But scientists discovered it lived even longer in different feed ingredients, with the live virus able to survive for up to 180 days in soya bean meal.

This pointed to how the disease could have spread from China and the United States to Europe, where cases have so far been identified in Germany, the Netherlands and Belgium. Further unconfirmed cases have been reported in Austria, Spain, Estonia and Romania, Dr Ladinig added.

“The strains of the virus identified in Europe are more or less identical to the US strain, suggesting it either came from there or China,” she said.

“Feed bags are the likeliest culprit, but feed or feed ingredients could also be a risk. Some feed minerals, such as amino acids, come from China, but as there is no other source for these things farmers don’t have a choice.”

With no clear knowledge of how the virus was moving between countries, she said it was important UK farmers were not complacent about the risk of it reaching UK shores and remained vigilant for signs of outbreaks.

“Everyone said the virus wouldn’t get to the US, but it has. Somehow it crosses countries, so we can’t say the risk to the UK isn’t there.

“When you don’t know how it is entering a country, its vital to protect yourself,” she added. “That means making sure your biosecurity measures are in place and thinking about what you do with inputs that are brought to the farm.

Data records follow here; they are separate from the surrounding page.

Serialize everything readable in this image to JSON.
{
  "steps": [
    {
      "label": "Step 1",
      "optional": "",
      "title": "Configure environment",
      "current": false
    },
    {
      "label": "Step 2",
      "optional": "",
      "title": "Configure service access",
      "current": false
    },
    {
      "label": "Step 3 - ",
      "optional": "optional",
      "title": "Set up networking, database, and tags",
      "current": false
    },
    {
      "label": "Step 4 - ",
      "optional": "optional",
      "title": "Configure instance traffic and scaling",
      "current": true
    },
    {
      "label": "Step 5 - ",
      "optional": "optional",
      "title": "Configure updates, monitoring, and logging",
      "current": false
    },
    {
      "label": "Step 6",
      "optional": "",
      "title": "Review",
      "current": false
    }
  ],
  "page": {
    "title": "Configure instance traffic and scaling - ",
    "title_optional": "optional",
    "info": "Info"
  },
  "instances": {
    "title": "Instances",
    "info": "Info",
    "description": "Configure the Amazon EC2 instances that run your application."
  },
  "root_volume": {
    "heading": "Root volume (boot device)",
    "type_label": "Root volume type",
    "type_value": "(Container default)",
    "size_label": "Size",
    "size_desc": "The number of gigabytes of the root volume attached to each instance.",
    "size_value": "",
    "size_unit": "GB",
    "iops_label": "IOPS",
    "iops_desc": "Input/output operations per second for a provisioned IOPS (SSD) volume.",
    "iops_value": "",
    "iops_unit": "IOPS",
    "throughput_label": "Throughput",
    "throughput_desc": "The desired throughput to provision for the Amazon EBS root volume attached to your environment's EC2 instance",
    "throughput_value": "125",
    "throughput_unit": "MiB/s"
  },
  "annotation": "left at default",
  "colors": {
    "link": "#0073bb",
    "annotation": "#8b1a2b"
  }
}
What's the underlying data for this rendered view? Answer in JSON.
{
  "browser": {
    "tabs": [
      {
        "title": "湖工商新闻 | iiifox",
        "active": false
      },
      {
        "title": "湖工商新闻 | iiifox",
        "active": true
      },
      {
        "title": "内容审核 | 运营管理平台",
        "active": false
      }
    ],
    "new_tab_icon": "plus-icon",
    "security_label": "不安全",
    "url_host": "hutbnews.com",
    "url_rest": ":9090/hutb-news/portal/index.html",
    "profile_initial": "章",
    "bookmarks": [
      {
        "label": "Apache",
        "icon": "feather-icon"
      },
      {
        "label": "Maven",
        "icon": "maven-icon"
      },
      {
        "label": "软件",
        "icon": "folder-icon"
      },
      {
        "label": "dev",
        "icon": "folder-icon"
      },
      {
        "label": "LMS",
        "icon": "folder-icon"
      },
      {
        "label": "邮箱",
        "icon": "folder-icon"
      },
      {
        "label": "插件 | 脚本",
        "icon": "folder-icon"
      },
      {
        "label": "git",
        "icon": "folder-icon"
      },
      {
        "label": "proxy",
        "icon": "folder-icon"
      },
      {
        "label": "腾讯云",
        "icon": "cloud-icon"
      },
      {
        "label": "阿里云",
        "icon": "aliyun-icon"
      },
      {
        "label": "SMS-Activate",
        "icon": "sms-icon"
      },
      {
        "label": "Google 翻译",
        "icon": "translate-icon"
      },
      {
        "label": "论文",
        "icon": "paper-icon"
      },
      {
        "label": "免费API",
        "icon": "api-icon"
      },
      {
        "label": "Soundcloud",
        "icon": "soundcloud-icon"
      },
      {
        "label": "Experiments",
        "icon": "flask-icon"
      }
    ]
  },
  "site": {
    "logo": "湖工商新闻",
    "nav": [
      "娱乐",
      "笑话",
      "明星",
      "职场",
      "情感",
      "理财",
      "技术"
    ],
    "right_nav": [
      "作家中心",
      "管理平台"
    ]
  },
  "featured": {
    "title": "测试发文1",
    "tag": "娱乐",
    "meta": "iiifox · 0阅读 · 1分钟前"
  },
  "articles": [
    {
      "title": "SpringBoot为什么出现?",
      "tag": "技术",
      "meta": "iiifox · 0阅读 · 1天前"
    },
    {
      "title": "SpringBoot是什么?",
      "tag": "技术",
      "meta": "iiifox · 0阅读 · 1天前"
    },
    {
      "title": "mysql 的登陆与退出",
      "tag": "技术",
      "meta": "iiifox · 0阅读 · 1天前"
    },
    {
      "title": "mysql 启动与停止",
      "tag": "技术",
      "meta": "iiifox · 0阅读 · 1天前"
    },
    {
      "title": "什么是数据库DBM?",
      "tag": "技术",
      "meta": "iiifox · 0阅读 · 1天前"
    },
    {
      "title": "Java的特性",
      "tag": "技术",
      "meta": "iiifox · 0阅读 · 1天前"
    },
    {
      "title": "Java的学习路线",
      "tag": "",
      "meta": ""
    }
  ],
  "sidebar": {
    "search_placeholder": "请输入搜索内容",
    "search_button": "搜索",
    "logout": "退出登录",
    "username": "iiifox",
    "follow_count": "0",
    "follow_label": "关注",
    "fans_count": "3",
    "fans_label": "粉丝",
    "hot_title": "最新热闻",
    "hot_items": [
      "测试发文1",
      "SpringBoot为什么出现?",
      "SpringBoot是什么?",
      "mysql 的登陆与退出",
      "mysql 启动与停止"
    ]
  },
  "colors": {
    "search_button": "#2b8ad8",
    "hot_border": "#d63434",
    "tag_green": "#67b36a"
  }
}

“AHDB Pork has a sanitation protocol in place, but that won’t protect producers from the disease entering the country on feed bags or in feed. That’s the risk the country has to evaluate itself.”